(Entries provided)
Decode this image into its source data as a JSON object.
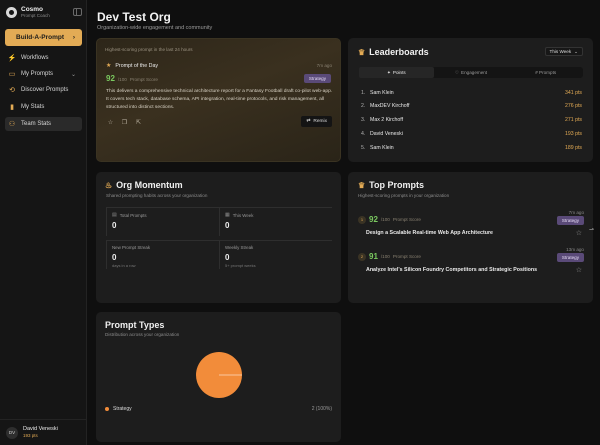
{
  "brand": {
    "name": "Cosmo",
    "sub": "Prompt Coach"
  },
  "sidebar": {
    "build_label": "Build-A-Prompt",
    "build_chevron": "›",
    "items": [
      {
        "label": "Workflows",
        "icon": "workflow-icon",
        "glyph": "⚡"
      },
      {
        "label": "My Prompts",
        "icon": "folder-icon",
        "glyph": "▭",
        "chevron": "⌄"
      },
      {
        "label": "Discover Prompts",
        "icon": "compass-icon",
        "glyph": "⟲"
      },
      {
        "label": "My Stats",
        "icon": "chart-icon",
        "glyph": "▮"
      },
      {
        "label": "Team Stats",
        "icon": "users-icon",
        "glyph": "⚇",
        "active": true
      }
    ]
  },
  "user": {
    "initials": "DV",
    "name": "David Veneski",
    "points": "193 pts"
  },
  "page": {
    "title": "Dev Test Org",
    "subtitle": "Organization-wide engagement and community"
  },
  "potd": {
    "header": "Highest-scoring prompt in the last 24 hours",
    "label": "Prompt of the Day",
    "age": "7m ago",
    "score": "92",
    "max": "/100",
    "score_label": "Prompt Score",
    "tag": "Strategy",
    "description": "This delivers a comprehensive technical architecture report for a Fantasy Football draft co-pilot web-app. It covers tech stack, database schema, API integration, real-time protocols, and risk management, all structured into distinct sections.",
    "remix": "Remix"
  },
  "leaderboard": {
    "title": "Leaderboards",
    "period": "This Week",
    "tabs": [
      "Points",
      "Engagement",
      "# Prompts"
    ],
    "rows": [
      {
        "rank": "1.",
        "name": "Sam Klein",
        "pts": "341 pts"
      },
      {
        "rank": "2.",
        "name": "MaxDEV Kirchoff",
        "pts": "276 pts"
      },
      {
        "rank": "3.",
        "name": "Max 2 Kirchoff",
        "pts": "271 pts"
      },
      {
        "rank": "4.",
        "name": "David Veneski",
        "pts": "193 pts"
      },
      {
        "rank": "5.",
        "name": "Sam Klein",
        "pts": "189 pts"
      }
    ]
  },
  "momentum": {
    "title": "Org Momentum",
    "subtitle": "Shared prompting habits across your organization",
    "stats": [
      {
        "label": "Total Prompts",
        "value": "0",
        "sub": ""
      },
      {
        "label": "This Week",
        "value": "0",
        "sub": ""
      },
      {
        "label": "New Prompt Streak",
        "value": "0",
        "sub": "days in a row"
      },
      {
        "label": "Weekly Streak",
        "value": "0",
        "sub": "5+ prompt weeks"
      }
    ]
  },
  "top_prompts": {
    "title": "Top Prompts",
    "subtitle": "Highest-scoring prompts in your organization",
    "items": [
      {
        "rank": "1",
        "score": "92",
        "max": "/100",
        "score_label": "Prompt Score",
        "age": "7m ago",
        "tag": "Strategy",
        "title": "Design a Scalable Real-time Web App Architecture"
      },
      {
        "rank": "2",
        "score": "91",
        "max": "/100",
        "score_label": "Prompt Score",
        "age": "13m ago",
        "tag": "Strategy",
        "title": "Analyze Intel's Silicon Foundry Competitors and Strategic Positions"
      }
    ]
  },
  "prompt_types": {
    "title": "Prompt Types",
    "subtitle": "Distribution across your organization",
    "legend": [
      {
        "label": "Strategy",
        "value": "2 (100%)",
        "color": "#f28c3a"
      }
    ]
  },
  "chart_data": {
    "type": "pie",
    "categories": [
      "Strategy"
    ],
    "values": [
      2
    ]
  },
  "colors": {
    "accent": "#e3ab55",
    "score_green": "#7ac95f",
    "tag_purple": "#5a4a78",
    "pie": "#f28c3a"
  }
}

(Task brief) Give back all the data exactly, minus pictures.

(Written solution)
Decode this image into its source data as a JSON object.
{
  "brand": {
    "name": "Cosmo",
    "sub": "Prompt Coach"
  },
  "sidebar": {
    "build_label": "Build-A-Prompt",
    "build_chevron": "›",
    "items": [
      {
        "label": "Workflows",
        "icon": "workflow-icon",
        "glyph": "⚡"
      },
      {
        "label": "My Prompts",
        "icon": "folder-icon",
        "glyph": "▭",
        "chevron": "⌄"
      },
      {
        "label": "Discover Prompts",
        "icon": "compass-icon",
        "glyph": "⟲"
      },
      {
        "label": "My Stats",
        "icon": "chart-icon",
        "glyph": "▮"
      },
      {
        "label": "Team Stats",
        "icon": "users-icon",
        "glyph": "⚇",
        "active": true
      }
    ]
  },
  "user": {
    "initials": "DV",
    "name": "David Veneski",
    "points": "193 pts"
  },
  "page": {
    "title": "Dev Test Org",
    "subtitle": "Organization-wide engagement and community"
  },
  "potd": {
    "header": "Highest-scoring prompt in the last 24 hours",
    "label": "Prompt of the Day",
    "age": "7m ago",
    "score": "92",
    "max": "/100",
    "score_label": "Prompt Score",
    "tag": "Strategy",
    "description": "This delivers a comprehensive technical architecture report for a Fantasy Football draft co-pilot web-app. It covers tech stack, database schema, API integration, real-time protocols, and risk management, all structured into distinct sections.",
    "remix": "Remix"
  },
  "leaderboard": {
    "title": "Leaderboards",
    "period": "This Week",
    "tabs": [
      "Points",
      "Engagement",
      "# Prompts"
    ],
    "rows": [
      {
        "rank": "1.",
        "name": "Sam Klein",
        "pts": "341 pts"
      },
      {
        "rank": "2.",
        "name": "MaxDEV Kirchoff",
        "pts": "276 pts"
      },
      {
        "rank": "3.",
        "name": "Max 2 Kirchoff",
        "pts": "271 pts"
      },
      {
        "rank": "4.",
        "name": "David Veneski",
        "pts": "193 pts"
      },
      {
        "rank": "5.",
        "name": "Sam Klein",
        "pts": "189 pts"
      }
    ]
  },
  "momentum": {
    "title": "Org Momentum",
    "subtitle": "Shared prompting habits across your organization",
    "stats": [
      {
        "label": "Total Prompts",
        "value": "0",
        "sub": ""
      },
      {
        "label": "This Week",
        "value": "0",
        "sub": ""
      },
      {
        "label": "New Prompt Streak",
        "value": "0",
        "sub": "days in a row"
      },
      {
        "label": "Weekly Streak",
        "value": "0",
        "sub": "5+ prompt weeks"
      }
    ]
  },
  "top_prompts": {
    "title": "Top Prompts",
    "subtitle": "Highest-scoring prompts in your organization",
    "items": [
      {
        "rank": "1",
        "score": "92",
        "max": "/100",
        "score_label": "Prompt Score",
        "age": "7m ago",
        "tag": "Strategy",
        "title": "Design a Scalable Real-time Web App Architecture"
      },
      {
        "rank": "2",
        "score": "91",
        "max": "/100",
        "score_label": "Prompt Score",
        "age": "13m ago",
        "tag": "Strategy",
        "title": "Analyze Intel's Silicon Foundry Competitors and Strategic Positions"
      }
    ]
  },
  "prompt_types": {
    "title": "Prompt Types",
    "subtitle": "Distribution across your organization",
    "legend": [
      {
        "label": "Strategy",
        "value": "2 (100%)",
        "color": "#f28c3a"
      }
    ]
  },
  "chart_data": {
    "type": "pie",
    "categories": [
      "Strategy"
    ],
    "values": [
      2
    ]
  },
  "colors": {
    "accent": "#e3ab55",
    "score_green": "#7ac95f",
    "tag_purple": "#5a4a78",
    "pie": "#f28c3a"
  }
}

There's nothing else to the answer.